Task instructions
Using the listing below, keep only the lines with the word "this" and copy them.

'''

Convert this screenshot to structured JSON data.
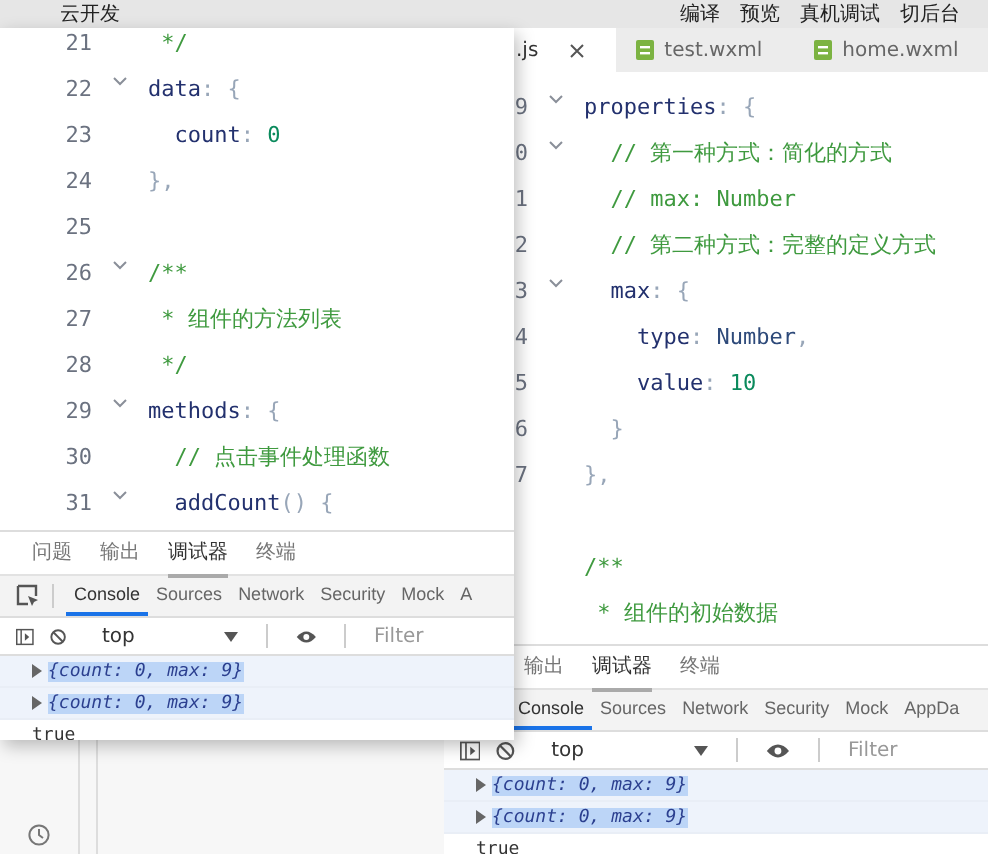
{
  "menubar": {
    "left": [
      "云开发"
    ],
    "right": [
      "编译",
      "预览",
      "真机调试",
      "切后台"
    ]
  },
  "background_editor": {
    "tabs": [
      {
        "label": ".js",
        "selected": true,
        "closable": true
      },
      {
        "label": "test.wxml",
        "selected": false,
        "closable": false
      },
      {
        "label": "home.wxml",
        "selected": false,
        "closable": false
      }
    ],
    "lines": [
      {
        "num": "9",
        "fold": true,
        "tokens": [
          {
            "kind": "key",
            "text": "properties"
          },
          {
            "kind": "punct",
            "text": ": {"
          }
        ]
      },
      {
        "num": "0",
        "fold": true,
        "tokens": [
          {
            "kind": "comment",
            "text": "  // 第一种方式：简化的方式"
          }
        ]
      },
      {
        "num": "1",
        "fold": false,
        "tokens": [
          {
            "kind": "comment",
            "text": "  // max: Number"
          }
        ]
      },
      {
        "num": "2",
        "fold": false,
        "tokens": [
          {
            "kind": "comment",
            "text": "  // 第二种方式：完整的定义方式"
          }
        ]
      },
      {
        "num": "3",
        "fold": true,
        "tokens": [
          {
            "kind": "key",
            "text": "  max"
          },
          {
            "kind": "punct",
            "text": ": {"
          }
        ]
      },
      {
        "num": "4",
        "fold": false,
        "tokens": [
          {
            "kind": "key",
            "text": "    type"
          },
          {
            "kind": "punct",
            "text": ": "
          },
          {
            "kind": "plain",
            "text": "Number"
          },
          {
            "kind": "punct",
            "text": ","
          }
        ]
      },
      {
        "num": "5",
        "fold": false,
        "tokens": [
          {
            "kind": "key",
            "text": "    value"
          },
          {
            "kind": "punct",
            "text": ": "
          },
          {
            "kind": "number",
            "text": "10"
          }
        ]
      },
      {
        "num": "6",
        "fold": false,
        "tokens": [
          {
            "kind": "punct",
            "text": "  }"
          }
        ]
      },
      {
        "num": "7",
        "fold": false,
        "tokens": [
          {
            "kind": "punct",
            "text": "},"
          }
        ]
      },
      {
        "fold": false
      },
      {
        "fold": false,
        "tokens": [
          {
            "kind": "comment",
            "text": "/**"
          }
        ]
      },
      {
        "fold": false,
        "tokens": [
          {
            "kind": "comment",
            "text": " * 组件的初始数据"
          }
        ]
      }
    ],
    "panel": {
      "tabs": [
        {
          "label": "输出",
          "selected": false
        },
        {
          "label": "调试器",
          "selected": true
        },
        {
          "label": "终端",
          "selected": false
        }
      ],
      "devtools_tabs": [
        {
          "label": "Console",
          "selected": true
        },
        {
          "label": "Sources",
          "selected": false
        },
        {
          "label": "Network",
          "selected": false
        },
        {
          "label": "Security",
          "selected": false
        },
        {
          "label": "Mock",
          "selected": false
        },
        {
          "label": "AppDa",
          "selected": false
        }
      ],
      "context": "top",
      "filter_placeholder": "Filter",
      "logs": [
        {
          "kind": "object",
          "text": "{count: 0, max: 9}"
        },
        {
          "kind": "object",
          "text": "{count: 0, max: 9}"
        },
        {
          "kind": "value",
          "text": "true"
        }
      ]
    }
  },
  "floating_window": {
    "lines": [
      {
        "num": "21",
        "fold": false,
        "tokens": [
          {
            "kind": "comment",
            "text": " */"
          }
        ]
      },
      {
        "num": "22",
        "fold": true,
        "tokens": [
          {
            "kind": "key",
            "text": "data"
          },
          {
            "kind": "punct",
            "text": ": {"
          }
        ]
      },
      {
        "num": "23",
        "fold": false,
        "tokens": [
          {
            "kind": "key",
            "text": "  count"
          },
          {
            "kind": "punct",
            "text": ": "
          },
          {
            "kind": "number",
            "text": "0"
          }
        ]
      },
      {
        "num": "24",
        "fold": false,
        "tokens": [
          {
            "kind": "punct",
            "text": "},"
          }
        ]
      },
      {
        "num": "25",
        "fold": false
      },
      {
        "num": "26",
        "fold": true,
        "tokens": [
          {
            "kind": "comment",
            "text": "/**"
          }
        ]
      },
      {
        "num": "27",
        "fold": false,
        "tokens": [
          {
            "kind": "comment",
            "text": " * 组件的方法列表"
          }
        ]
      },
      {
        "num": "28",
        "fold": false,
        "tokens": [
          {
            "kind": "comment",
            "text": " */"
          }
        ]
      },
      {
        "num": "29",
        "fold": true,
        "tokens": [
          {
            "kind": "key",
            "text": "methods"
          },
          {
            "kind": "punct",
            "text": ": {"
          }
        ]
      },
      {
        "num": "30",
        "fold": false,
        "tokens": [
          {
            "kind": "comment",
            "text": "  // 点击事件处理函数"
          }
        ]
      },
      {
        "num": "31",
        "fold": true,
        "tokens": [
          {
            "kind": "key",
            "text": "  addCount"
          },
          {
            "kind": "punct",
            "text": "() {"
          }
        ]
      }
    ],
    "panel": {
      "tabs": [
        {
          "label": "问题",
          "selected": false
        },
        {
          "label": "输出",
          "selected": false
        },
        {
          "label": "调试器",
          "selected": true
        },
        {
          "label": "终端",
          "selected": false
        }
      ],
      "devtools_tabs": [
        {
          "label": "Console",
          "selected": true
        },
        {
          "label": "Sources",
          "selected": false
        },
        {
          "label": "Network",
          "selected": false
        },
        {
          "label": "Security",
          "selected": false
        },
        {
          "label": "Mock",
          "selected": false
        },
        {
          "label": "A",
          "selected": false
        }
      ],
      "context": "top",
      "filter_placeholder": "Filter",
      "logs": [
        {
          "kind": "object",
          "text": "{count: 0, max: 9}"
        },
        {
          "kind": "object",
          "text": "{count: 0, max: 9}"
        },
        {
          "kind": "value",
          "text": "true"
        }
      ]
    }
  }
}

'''
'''

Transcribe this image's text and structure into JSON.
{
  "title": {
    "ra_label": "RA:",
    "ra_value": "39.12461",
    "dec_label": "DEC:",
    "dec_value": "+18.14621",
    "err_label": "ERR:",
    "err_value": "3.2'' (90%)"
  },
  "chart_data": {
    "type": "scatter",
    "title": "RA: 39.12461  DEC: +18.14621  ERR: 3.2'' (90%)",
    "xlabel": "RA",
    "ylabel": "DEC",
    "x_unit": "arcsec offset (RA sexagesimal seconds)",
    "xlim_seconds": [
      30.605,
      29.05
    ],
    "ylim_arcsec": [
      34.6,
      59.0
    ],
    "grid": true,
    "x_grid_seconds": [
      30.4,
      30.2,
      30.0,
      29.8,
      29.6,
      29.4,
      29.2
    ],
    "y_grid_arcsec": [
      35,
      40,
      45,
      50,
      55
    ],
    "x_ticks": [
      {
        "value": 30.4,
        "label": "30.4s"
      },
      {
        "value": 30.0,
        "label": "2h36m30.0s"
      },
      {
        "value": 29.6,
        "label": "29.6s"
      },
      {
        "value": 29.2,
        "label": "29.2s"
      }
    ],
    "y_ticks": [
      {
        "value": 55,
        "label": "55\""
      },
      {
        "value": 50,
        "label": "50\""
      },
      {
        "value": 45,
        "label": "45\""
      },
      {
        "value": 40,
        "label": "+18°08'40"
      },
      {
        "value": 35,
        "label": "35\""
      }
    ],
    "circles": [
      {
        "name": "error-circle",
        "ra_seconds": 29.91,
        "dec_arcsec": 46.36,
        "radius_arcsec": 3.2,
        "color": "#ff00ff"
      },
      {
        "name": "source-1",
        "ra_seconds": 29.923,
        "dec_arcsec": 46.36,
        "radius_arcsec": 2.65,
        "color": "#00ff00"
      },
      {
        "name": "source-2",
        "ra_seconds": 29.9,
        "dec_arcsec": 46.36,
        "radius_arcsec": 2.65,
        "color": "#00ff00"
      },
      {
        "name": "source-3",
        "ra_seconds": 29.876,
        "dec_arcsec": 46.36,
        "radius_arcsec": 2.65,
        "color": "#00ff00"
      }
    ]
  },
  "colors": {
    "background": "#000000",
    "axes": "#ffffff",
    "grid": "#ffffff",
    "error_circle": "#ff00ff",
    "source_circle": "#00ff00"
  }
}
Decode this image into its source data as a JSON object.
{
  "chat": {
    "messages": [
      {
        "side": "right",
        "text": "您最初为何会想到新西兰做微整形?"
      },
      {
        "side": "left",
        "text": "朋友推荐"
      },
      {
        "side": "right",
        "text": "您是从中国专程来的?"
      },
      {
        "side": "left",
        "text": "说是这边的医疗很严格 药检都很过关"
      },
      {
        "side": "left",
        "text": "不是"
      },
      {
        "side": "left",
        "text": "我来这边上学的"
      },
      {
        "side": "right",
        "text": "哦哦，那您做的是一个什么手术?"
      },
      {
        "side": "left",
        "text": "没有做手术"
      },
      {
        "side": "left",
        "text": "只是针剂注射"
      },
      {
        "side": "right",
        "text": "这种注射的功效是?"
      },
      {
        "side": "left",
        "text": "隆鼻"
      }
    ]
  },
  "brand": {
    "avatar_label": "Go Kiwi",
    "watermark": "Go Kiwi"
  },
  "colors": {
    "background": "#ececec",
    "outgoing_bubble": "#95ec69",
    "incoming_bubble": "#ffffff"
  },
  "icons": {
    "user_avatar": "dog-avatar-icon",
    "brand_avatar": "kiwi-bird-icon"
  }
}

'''

Answer section
Convert this screenshot to structured JSON data.
Transcribe this image's text and structure into JSON.
Decode this image into its source data as a JSON object.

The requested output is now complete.